221. See, e.g., Motor Vehicle Mfrs. Ass'n v. State Farm Mut. Auto. Ins. Co., 463 U.S. 29, 57 (1983) (stating that an agency changing its view of "'what is in the public interest must'" have a good reason for doing so).
222. Kagan, supra note 2, at 2270.
223. New York v. Reilly, 969 F.2d 1147, 1149 (D.C. Cir. 1992).
224. Id. at 1153.
225. See supra Part II.A.
226. See supra Part II.B.
227. For a discussion of these directives, see Kagan, supra note 2, at 2290-99.
228. Id.
229. Id. at 2299-2303.
230. For details of the Clinton directives on health care and gun control, see id. at 2303-09.
231. Youngstown Sheet & Tube Co. v. Sawyer, 343 U.S. 579, 593 (1952) (Frankfurter, J., concurring) (noting that the "systematic, unbroken" use of executive authority over time can alter the nature of presidential power).

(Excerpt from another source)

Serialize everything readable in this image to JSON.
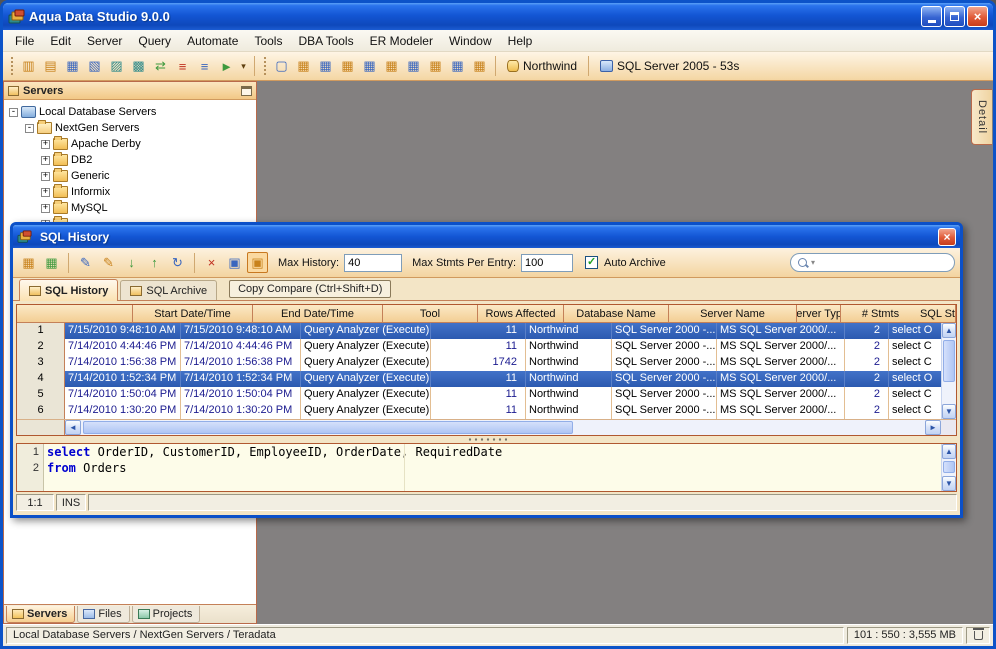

232. See Elliott, supra note 160, at 175-81 (noting that management should work to create an environment in which the agency staff would perceive themselves as having a "shared stake in the long term goals of the enterprise").